  • Wolfgang R. Sperr
    • 1
    • 2
  • Brigitte Marian
    • 1
    • 11
  • Michael Pfeilstöcker
    • 1
    • 5
  • Hubert Pehamberger
    • 1
    • 12
  • Felix Keil
    • 1
    • 5
  • Ulrich Jäger
    • 1
    • 2
  • Christoph Zielinski
    • 1
    • 4
  1. 1.Ludwig Boltzmann Cluster OncologyViennaAustria
  2. 2.Department of Internal Medicine I, Division of Hematology & HemostaseologyMedical University of ViennaViennaAustria
  3. 3.Department/Clinic for Companion Animals and Horses, Clinic for Small Animals, Clinical Unit of Internal MedicineUniversity of Veterinary Medicine ViennaViennaAustria

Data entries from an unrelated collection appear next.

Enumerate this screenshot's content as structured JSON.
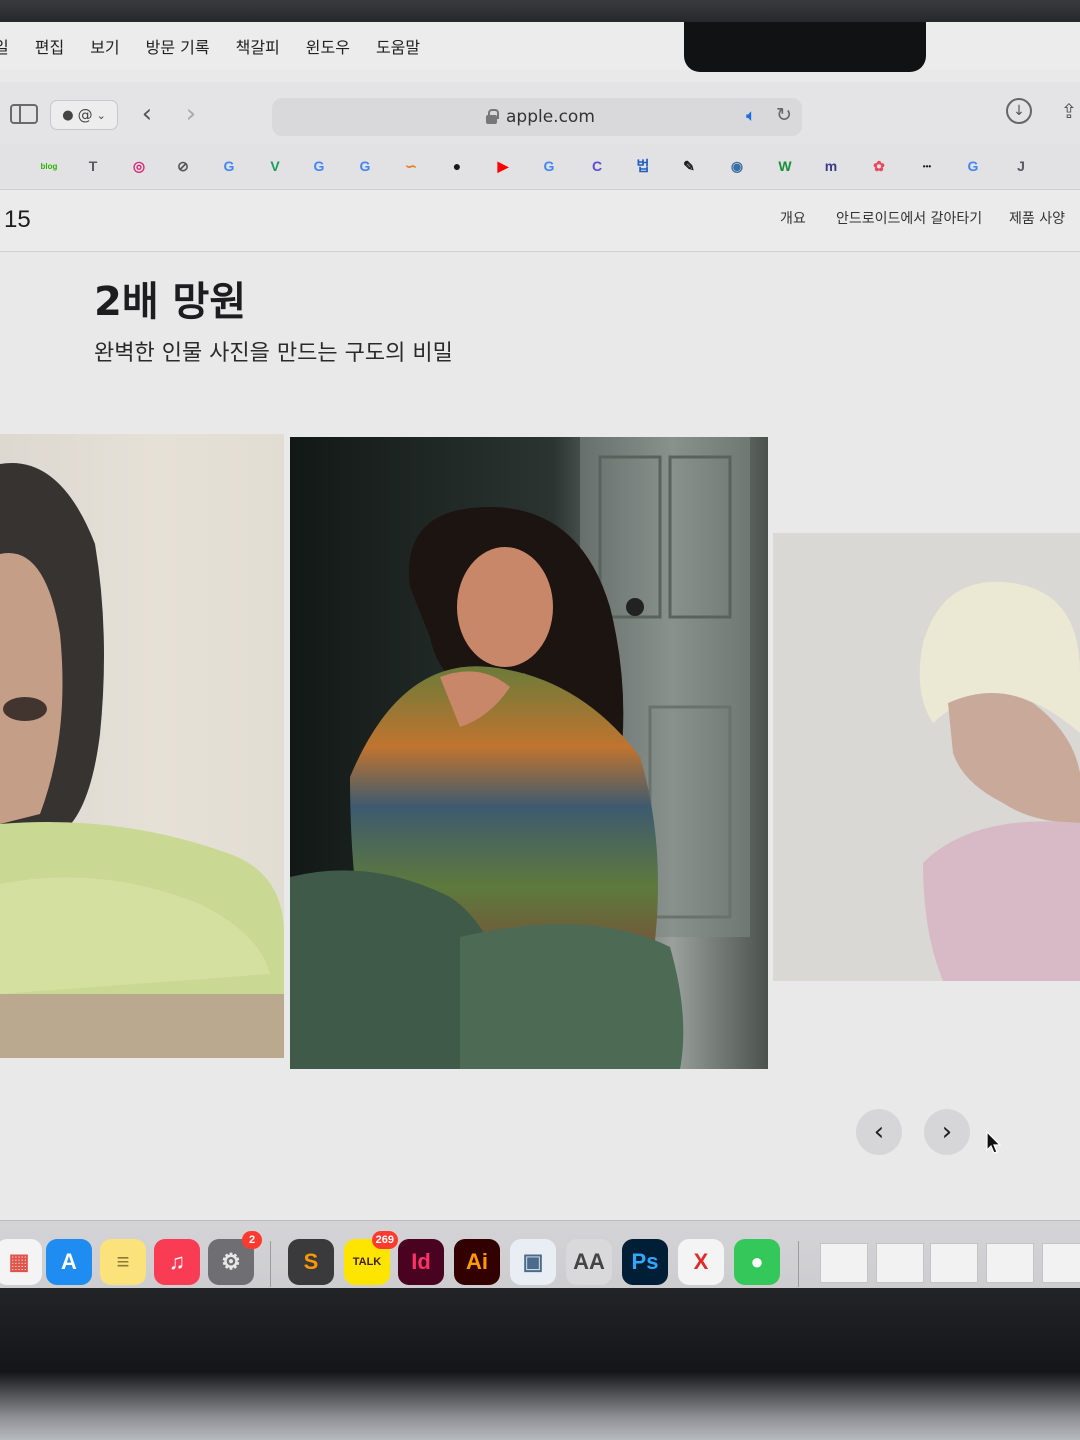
{
  "menubar": {
    "items": [
      "일",
      "편집",
      "보기",
      "방문 기록",
      "책갈피",
      "윈도우",
      "도움말"
    ]
  },
  "toolbar": {
    "profile_label": "@",
    "url": "apple.com"
  },
  "favorites": [
    {
      "icon": "naver-blog-icon",
      "glyph": "blog",
      "color": "#2db400"
    },
    {
      "icon": "t-icon",
      "glyph": "T",
      "color": "#5a5a5e"
    },
    {
      "icon": "instagram-icon",
      "glyph": "◎",
      "color": "#d62976"
    },
    {
      "icon": "compass-icon",
      "glyph": "⊘",
      "color": "#555555"
    },
    {
      "icon": "google-icon",
      "glyph": "G",
      "color": "#4285f4"
    },
    {
      "icon": "v-icon",
      "glyph": "V",
      "color": "#1a9e5c"
    },
    {
      "icon": "google-icon",
      "glyph": "G",
      "color": "#4285f4"
    },
    {
      "icon": "google-icon",
      "glyph": "G",
      "color": "#4285f4"
    },
    {
      "icon": "swirl-icon",
      "glyph": "∽",
      "color": "#e67e22"
    },
    {
      "icon": "dark-circle-icon",
      "glyph": "●",
      "color": "#1a1a1a"
    },
    {
      "icon": "youtube-icon",
      "glyph": "▶",
      "color": "#ff0000"
    },
    {
      "icon": "google-icon",
      "glyph": "G",
      "color": "#4285f4"
    },
    {
      "icon": "c-icon",
      "glyph": "C",
      "color": "#5b4bd6"
    },
    {
      "icon": "dictionary-icon",
      "glyph": "법",
      "color": "#1f5fbf"
    },
    {
      "icon": "pen-icon",
      "glyph": "✎",
      "color": "#1a1a1a"
    },
    {
      "icon": "globe-icon",
      "glyph": "◉",
      "color": "#3a6ea5"
    },
    {
      "icon": "w-icon",
      "glyph": "W",
      "color": "#1a8f3c"
    },
    {
      "icon": "m-icon",
      "glyph": "m",
      "color": "#3d3a8c"
    },
    {
      "icon": "color-wheel-icon",
      "glyph": "✿",
      "color": "#e84a5f"
    },
    {
      "icon": "dots-icon",
      "glyph": "•••",
      "color": "#1a1a1a"
    },
    {
      "icon": "google-icon",
      "glyph": "G",
      "color": "#4285f4"
    },
    {
      "icon": "j-icon",
      "glyph": "J",
      "color": "#5a5a5e"
    }
  ],
  "localnav": {
    "product": "15",
    "links": [
      "개요",
      "안드로이드에서 갈아타기",
      "제품 사양"
    ]
  },
  "hero": {
    "headline": "2배 망원",
    "subhead": "완벽한 인물 사진을 만드는 구도의 비밀"
  },
  "carousel": {
    "prev_glyph": "‹",
    "next_glyph": "›"
  },
  "dock": {
    "apps": [
      {
        "icon": "launchpad-icon",
        "glyph": "▦",
        "bg": "#f4f4f4",
        "fg": "#e0534a"
      },
      {
        "icon": "app-store-icon",
        "glyph": "A",
        "bg": "#1e8cf0",
        "fg": "#ffffff"
      },
      {
        "icon": "notes-icon",
        "glyph": "≡",
        "bg": "#fbe27a",
        "fg": "#8a7a3a"
      },
      {
        "icon": "music-icon",
        "glyph": "♫",
        "bg": "#fa3b54",
        "fg": "#ffffff"
      },
      {
        "icon": "system-settings-icon",
        "glyph": "⚙",
        "bg": "#6e6e73",
        "fg": "#e8e8e8",
        "badge": "2"
      },
      {
        "icon": "sublime-text-icon",
        "glyph": "S",
        "bg": "#3a3a3c",
        "fg": "#ff9800"
      },
      {
        "icon": "kakaotalk-icon",
        "glyph": "TALK",
        "bg": "#fee500",
        "fg": "#3c1e1e",
        "badge": "269"
      },
      {
        "icon": "indesign-icon",
        "glyph": "Id",
        "bg": "#49021f",
        "fg": "#ff3366"
      },
      {
        "icon": "illustrator-icon",
        "glyph": "Ai",
        "bg": "#330000",
        "fg": "#ff9a00"
      },
      {
        "icon": "preview-icon",
        "glyph": "▣",
        "bg": "#e8eef4",
        "fg": "#4a6b8a"
      },
      {
        "icon": "font-book-icon",
        "glyph": "AA",
        "bg": "#d9d9db",
        "fg": "#444444"
      },
      {
        "icon": "photoshop-icon",
        "glyph": "Ps",
        "bg": "#001e36",
        "fg": "#31a8ff"
      },
      {
        "icon": "learning-x-icon",
        "glyph": "X",
        "bg": "#f4f4f4",
        "fg": "#e02b2b"
      },
      {
        "icon": "messages-icon",
        "glyph": "●",
        "bg": "#34c759",
        "fg": "#ffffff"
      }
    ]
  }
}
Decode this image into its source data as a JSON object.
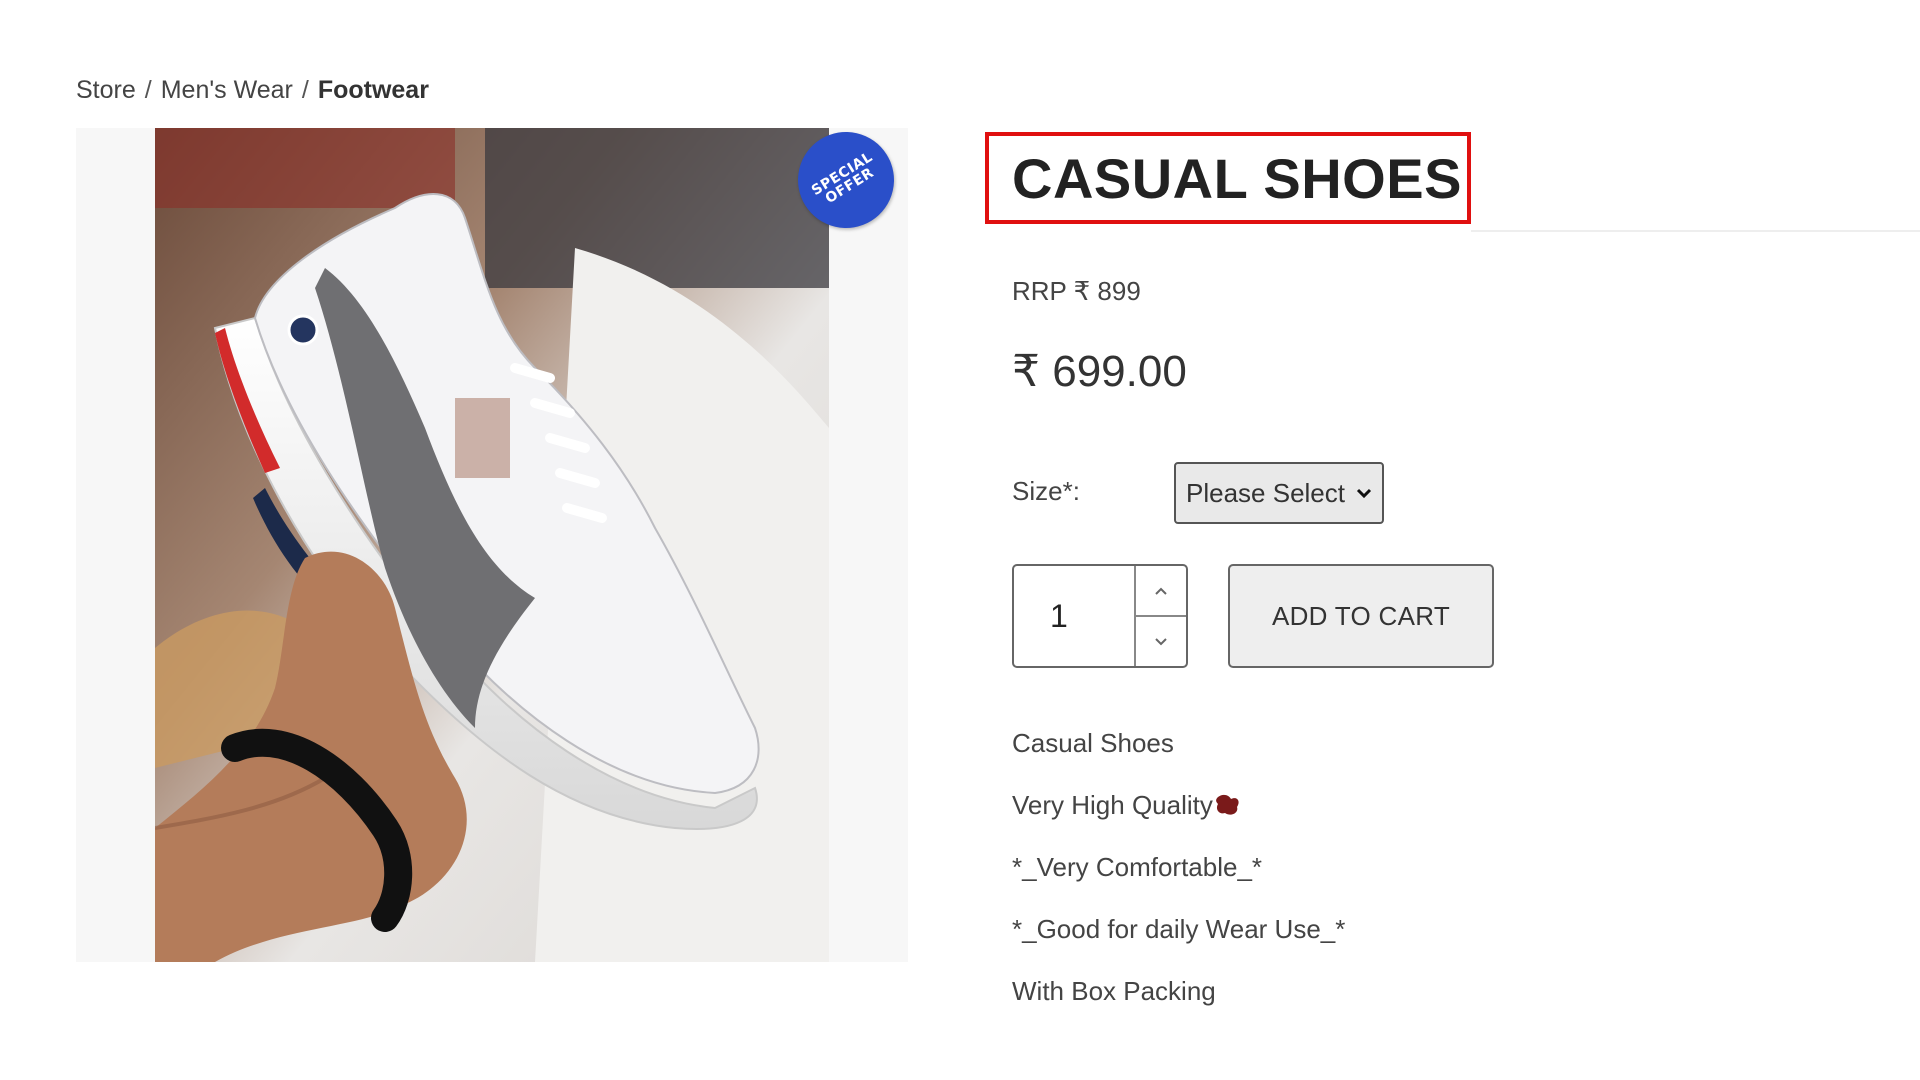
{
  "breadcrumb": {
    "items": [
      "Store",
      "Men's Wear",
      "Footwear"
    ],
    "separator": "/"
  },
  "product": {
    "title": "CASUAL SHOES",
    "rrp": "RRP ₹ 899",
    "price": "₹ 699.00",
    "badge": {
      "line1": "SPECIAL",
      "line2": "OFFER",
      "color": "#2a4fc9"
    },
    "highlight_color": "#e01010"
  },
  "options": {
    "size_label": "Size*:",
    "size_selected": "Please Select"
  },
  "cart": {
    "quantity": "1",
    "add_label": "ADD TO CART"
  },
  "description": [
    "Casual Shoes",
    "Very High Quality",
    "*_Very Comfortable_*",
    "*_Good for daily Wear Use_*",
    "With Box Packing"
  ]
}
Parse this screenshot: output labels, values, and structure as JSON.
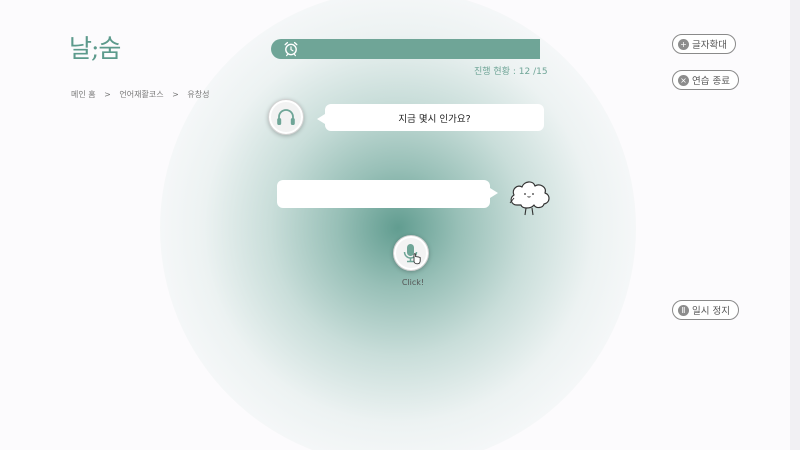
{
  "app": {
    "logo": "날;숨"
  },
  "breadcrumb": {
    "home": "메인 홈",
    "sep1": ">",
    "course": "언어재활코스",
    "sep2": ">",
    "current": "유창성"
  },
  "progress": {
    "label": "진행 현황 :",
    "count": "12 /15",
    "fraction": 1.0
  },
  "toolbar": {
    "zoom_label": "글자확대",
    "end_label": "연습 종료",
    "pause_label": "일시 정지"
  },
  "question": {
    "text": "지금 몇시 인가요?"
  },
  "answer": {
    "text": ""
  },
  "mic": {
    "label": "Click!"
  },
  "colors": {
    "accent": "#6fa597",
    "text_gray": "#555555",
    "button_border": "#8a8a8a"
  },
  "icons": [
    "alarm-clock-icon",
    "plus-circle-icon",
    "close-circle-icon",
    "pause-circle-icon",
    "headphones-icon",
    "cloud-character-icon",
    "microphone-icon",
    "hand-pointer-icon"
  ]
}
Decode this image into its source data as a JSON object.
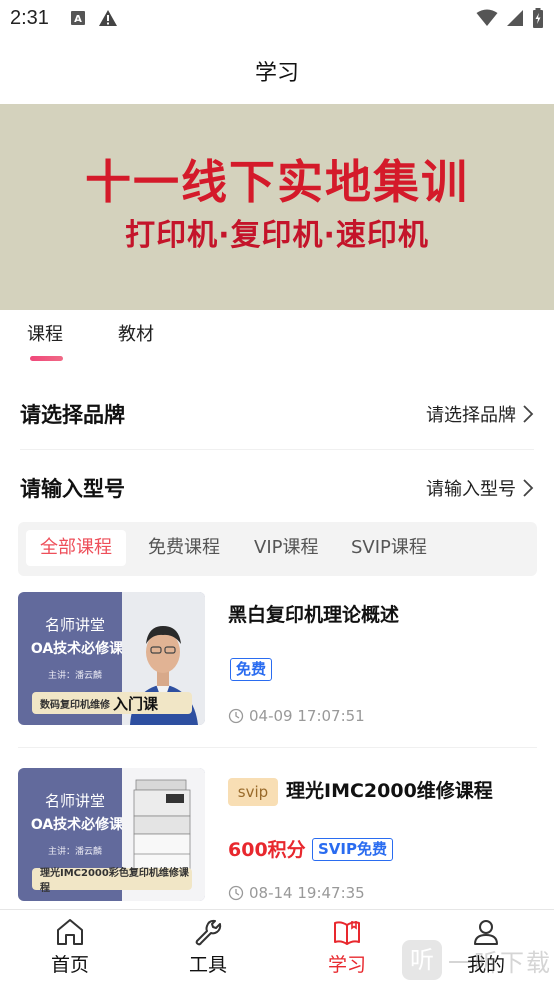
{
  "status_bar": {
    "time": "2:31",
    "icons": [
      "keyboard-a-icon",
      "warning-icon",
      "wifi-icon",
      "signal-icon",
      "battery-charging-icon"
    ]
  },
  "header": {
    "title": "学习"
  },
  "banner": {
    "line1": "十一线下实地集训",
    "line2": "打印机·复印机·速印机",
    "colors": {
      "background": "#d4d2bd",
      "text": "#d41a2a"
    }
  },
  "tabs": [
    {
      "label": "课程",
      "active": true
    },
    {
      "label": "教材",
      "active": false
    }
  ],
  "selectors": [
    {
      "label": "请选择品牌",
      "value": "请选择品牌"
    },
    {
      "label": "请输入型号",
      "value": "请输入型号"
    }
  ],
  "filters": [
    {
      "label": "全部课程",
      "active": true
    },
    {
      "label": "免费课程",
      "active": false
    },
    {
      "label": "VIP课程",
      "active": false
    },
    {
      "label": "SVIP课程",
      "active": false
    }
  ],
  "courses": [
    {
      "title": "黑白复印机理论概述",
      "tag": "免费",
      "time": "04-09 17:07:51",
      "thumbnail": {
        "line1": "名师讲堂",
        "line2": "OA技术必修课",
        "line3": "主讲：潘云麟",
        "ribbon": "数码复印机维修",
        "ribbon_big": "入门课"
      }
    },
    {
      "title": "理光IMC2000维修课程",
      "level_tag": "svip",
      "price": "600积分",
      "tag": "SVIP免费",
      "time": "08-14 19:47:35",
      "thumbnail": {
        "line1": "名师讲堂",
        "line2": "OA技术必修课",
        "line3": "主讲：潘云麟",
        "ribbon": "理光IMC2000彩色复印机维修课程"
      }
    }
  ],
  "bottom_nav": [
    {
      "label": "首页",
      "icon": "home-icon",
      "active": false
    },
    {
      "label": "工具",
      "icon": "wrench-icon",
      "active": false
    },
    {
      "label": "学习",
      "icon": "open-book-icon",
      "active": true
    },
    {
      "label": "我的",
      "icon": "user-icon",
      "active": false
    }
  ],
  "watermark": {
    "badge": "听",
    "text": "一听下载"
  },
  "colors": {
    "accent": "#e8282e",
    "tag_blue": "#2a6cf0",
    "filter_active": "#ee4f5a"
  }
}
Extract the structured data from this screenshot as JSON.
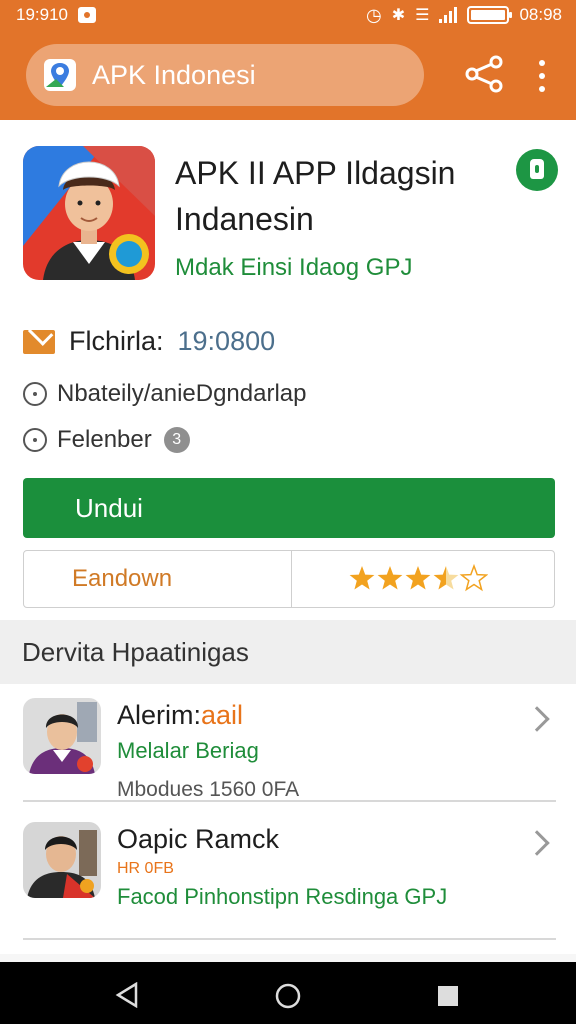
{
  "status_bar": {
    "time": "19:910",
    "right_time": "08:98"
  },
  "toolbar": {
    "search_text": "APK Indonesi"
  },
  "app": {
    "title": "APK II APP Ildagsin Indanesin",
    "developer": "Mdak Einsi Idaog GPJ"
  },
  "meta": {
    "label": "Flchirla:",
    "value": "19:0800",
    "line2": "Nbateily/anieDgndarlap",
    "line3": "Felenber",
    "line3_badge": "3"
  },
  "buttons": {
    "install": "Undui",
    "secondary": "Eandown"
  },
  "rating": {
    "stars": 3.5,
    "max": 5
  },
  "section": {
    "title": "Dervita Hpaatinigas"
  },
  "items": [
    {
      "title_main": "Alerim:",
      "title_accent": "aail",
      "subtitle": "Melalar Beriag",
      "meta": "Mbodues 1560 0FA"
    },
    {
      "title_main": "Oapic Ramck",
      "tag": "HR 0FB",
      "subtitle": "Facod Pinhonstipn Resdinga GPJ"
    }
  ],
  "colors": {
    "primary": "#e2742a",
    "green": "#1b8f3c",
    "star": "#f2a21f"
  }
}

  4. 4.Department of Internal Medicine I, Division of Clinical OncologyMedical University of ViennaViennaAustria
  5. 5.Hanusch HospitalViennaAustria
  6. 6.Department of Radiation OncologyMedical University of ViennaViennaAustria
  7. 7.Department of Laboratory MedicineMedical University of ViennaViennaAustria
  8. 8.Department of Internal Medicine I, Stem Cell Transplantation UnitMedical University of ViennaViennaAustria
  9. 9.Department of Companion Animals and Horses, Clinic for Internal Medicine and Infectious DiseasesUniversity of Veterinary Medicine ViennaViennaAustria
  10. 10.Institute of Laboratory Animal ScienceUniversity of Veterinary Medicine ViennaViennaAustria
  11. 11.Department of Internal Medicine I, Institute of Cancer ResearchMedical University of ViennaViennaAustria
  12. 12.Department of DermatologyMedical University of ViennaViennaAustria

Personalised recommendations